March 8, 2023

Most businesses do not pay the corporate tax.
  • Only corporations pay the corporate tax, and approximately 95% of businesses are not corporations. [1]
  • Most businesses are partnerships, LLCs, S-corporations, or sole proprietorships, none of which pay the corporate tax.

The biggest corporations pay most of the tax.

  • More than 80% of corporations in New York pay less than $1,000 in tax. [2]
  • Around 75% of all New York corporate tax revenue comes from the 500 most profitable corporations. [3]

Corporations are taxed on where they do business, not where they are located.

  • Corporations doing business in New York pay tax based on their sales in New York — not their location. A corporation can move its headquarters into or out of the state without affecting its New York State corporate tax liability.
  • The corporate tax was redesigned in 2015 so that a corporation’s sales in New York would be the only basis for taxing corporate profits. [4] As the Department of Tax and Finance explains, these reforms “eliminate impediments to locating or expanding a business in New York State.” [5]
  • Only the most profitable corporations – those with over $5 million in profits – are required to pay the slightly higher 7.25 percent corporate tax rate. This includes multi-national businesses like Amazon, Walmart, and Bank of America that do business in New York but are not headquartered here.

New York can tax multinational profit-shifting through “GILTI”.

  • “GILTI” – global intangible low-taxed income – is a provision of federal tax law designed to tax multinational corporations on the profits that they shift to foreign tax havens. It only impacts the largest multinationals that use international tax avoidance schemes.
  • The GILTI rules impose an additional tax on foreign subsidiaries that earn profits in excess of 10 percent of the value of their tangible assets. The premise is that foreign subsidiaries with very high rates of profit relative to their tangible assets are likely engaged in profit-shifting schemes.
  • Like the corporate tax, corporations would pay GILTI based on whether they sell goods and services in New York, not based on where they are located or headquartered.

New York can raise additional business tax revenue from large partnerships and LLCs, such as big law firms and hedge funds.

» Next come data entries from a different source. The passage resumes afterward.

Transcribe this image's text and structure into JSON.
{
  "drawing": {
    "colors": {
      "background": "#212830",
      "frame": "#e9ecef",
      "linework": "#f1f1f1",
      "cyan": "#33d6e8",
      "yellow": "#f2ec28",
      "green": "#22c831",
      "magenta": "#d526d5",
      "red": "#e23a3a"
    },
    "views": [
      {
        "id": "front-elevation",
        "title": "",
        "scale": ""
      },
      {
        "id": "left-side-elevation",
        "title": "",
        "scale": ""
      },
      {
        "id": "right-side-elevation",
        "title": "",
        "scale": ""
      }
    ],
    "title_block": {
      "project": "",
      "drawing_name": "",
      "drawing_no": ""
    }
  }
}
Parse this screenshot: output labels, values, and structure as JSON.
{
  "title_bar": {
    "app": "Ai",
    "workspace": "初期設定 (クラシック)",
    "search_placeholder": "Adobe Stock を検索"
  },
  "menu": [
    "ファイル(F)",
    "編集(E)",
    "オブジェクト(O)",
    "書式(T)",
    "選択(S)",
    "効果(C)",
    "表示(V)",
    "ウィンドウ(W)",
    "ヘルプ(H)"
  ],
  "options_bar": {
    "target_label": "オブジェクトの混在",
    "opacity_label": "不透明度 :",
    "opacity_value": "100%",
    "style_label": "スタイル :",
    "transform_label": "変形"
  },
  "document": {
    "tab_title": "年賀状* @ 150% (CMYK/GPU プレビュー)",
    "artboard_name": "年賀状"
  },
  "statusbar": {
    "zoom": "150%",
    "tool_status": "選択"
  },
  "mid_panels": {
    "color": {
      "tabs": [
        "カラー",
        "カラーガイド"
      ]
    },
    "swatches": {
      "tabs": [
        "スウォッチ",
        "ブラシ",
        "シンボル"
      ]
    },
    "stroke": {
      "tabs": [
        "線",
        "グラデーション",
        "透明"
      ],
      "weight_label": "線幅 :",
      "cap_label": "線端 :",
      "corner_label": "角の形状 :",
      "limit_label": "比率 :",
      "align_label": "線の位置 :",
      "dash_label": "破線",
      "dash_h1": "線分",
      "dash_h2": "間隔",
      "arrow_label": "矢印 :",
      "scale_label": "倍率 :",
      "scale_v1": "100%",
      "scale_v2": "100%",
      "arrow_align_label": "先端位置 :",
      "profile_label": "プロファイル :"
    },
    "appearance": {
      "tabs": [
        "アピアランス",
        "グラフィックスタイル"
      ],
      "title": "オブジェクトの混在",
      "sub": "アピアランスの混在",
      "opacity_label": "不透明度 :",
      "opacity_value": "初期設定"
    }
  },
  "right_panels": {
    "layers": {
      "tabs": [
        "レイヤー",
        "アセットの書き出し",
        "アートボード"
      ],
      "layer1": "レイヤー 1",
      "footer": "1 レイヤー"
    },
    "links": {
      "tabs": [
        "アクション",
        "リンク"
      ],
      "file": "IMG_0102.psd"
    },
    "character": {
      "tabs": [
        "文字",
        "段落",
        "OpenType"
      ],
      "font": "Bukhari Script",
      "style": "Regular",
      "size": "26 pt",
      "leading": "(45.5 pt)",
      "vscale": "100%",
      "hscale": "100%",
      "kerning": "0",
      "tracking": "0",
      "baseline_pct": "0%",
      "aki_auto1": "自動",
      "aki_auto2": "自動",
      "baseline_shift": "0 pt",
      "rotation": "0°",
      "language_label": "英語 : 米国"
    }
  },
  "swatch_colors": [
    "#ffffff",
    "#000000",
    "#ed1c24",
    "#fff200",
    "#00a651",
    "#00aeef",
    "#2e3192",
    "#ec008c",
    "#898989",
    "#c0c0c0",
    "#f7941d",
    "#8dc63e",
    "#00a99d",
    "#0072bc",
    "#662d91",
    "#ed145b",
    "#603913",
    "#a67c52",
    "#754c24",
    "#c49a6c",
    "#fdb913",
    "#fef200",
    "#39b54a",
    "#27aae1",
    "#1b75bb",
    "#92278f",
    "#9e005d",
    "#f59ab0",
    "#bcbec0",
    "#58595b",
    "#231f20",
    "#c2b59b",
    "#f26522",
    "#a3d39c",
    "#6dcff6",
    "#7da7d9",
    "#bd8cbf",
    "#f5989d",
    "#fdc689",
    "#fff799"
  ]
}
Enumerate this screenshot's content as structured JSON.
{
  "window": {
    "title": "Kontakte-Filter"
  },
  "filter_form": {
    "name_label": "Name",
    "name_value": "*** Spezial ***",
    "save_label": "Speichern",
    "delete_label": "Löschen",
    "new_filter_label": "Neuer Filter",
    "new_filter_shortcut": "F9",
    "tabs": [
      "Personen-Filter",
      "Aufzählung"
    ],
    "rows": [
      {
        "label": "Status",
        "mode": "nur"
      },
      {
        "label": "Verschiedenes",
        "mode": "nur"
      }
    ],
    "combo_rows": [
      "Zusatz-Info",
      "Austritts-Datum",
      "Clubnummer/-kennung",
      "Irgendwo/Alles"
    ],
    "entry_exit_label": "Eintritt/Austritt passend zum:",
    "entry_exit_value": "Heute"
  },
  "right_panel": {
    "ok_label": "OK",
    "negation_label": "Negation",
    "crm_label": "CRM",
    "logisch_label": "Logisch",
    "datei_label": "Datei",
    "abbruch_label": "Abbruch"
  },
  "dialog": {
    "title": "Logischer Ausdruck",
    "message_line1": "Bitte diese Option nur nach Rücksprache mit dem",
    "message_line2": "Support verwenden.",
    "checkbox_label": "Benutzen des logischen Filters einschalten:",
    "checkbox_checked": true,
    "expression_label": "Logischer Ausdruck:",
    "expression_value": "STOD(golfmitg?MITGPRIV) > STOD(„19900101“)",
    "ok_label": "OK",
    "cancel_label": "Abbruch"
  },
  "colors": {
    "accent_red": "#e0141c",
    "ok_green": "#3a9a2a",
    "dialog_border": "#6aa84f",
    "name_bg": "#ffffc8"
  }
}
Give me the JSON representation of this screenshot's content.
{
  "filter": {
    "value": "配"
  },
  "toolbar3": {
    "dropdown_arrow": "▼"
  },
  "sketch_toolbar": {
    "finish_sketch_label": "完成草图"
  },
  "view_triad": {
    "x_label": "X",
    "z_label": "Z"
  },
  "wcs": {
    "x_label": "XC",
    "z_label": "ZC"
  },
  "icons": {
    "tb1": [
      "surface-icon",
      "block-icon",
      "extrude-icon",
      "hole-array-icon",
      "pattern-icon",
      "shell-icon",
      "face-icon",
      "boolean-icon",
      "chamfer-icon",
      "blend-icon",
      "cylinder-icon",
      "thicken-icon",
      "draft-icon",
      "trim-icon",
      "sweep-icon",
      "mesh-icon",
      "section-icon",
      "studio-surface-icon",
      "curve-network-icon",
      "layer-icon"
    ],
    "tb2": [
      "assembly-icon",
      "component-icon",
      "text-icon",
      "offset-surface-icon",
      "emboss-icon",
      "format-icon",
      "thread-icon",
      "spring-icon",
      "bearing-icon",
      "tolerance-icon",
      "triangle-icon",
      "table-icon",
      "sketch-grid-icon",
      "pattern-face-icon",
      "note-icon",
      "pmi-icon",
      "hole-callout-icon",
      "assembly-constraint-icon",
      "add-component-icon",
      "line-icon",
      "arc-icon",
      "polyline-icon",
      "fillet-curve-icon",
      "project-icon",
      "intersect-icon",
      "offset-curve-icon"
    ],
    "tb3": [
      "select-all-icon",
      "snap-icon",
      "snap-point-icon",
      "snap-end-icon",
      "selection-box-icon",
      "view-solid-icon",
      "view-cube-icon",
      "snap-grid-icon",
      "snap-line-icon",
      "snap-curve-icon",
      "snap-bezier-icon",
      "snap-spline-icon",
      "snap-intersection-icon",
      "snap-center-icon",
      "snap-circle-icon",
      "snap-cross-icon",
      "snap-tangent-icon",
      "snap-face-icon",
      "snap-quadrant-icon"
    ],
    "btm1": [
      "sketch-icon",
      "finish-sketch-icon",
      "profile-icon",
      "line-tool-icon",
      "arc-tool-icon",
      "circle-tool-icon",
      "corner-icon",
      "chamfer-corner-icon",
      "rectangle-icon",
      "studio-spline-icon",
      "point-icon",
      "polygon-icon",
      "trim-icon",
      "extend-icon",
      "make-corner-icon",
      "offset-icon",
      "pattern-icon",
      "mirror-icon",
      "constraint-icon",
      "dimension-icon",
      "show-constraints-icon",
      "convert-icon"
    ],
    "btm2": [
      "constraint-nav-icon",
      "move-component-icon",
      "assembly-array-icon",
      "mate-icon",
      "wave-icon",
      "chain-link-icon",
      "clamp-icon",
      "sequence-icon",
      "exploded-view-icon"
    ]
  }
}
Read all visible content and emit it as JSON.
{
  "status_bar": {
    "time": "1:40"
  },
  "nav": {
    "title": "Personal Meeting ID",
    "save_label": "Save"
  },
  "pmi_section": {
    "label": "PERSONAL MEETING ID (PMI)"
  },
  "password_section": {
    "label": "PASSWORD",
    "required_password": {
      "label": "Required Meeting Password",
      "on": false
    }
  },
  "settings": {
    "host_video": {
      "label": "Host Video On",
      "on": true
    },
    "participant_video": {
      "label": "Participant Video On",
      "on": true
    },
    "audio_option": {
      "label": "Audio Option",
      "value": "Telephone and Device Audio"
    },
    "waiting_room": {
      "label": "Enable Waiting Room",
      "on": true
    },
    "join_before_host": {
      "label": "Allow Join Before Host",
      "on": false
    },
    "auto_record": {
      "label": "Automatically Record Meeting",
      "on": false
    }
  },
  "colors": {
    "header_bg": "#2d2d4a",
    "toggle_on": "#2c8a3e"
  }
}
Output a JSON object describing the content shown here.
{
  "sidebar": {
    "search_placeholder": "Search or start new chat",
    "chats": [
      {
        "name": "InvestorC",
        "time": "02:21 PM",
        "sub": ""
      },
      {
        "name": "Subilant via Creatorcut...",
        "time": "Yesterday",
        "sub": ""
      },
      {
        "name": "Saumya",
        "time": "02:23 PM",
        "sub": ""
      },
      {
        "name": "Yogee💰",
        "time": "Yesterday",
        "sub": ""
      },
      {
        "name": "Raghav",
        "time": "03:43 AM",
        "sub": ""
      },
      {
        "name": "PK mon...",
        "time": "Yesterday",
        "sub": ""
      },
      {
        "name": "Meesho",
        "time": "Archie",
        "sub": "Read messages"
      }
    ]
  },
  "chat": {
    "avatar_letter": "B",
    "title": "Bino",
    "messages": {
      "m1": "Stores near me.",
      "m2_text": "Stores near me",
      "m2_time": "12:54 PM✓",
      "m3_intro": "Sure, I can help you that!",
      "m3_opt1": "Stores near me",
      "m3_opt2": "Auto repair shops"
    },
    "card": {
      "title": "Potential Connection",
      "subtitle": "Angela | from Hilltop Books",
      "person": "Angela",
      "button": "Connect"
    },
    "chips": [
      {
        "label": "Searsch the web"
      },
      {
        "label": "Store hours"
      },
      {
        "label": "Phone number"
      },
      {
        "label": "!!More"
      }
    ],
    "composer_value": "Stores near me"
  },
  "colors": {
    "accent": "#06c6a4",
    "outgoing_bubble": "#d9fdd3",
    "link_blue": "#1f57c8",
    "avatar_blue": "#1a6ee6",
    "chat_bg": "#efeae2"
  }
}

  • High-income owners of partnerships, LLCs, and S-corporations receive a substantial tax benefit from the Pass-Through Entity Tax (the PTET), 100% of which is rebated against the owners’ personal income tax liability.
  • New York could rebate only 90% of the PTET – just like Massachusetts and Connecticut, which only rebate 90 percent and 87.5 percent (respectively) of their own versions of the PTET.
  • Around 70 percent of income from partnerships, LLCs, and S-corporations is earned by the top 1 percent. [6]
  • The PTET allows the owners of pass-through businesses to recover the federal deduction for state and local taxes, which was limited to $10,000 by the 2017 Tax Cuts and Jobs Act. Nearly all (96 percent) of this benefit goes to the top 20 percent, and 57 percent of the benefit goes to the top 1 percent. [7]

[1] IRS SOI for 2015.

[2] New York Department of Tax & Finance, Tax Facts, at:

[3] Id

[4] This is called single sales factor apportionment. Corporations doing business in the U.S. must “apportion” their profits among the different states where they do business. E.g., if a corporation makes $1 million in profit doing business in New Jersey and New York, each state cannot tax the fully $1 million. Instead, each state chooses some formula for determining how much profit that state can fairly tax. New York uses a formula based solely on where corporations have sales. In this example, if 50 percent of the corporation’s sales were in New York, New York would be able to tax 50 percent of the $1 million of profit, or $500,000.


[6] Cooper, M. et al (2016).

[7] C. Pulliam and R. Reeves, “The SALT tax deduction is a handout to the rich.” (Sept. 4, 2020)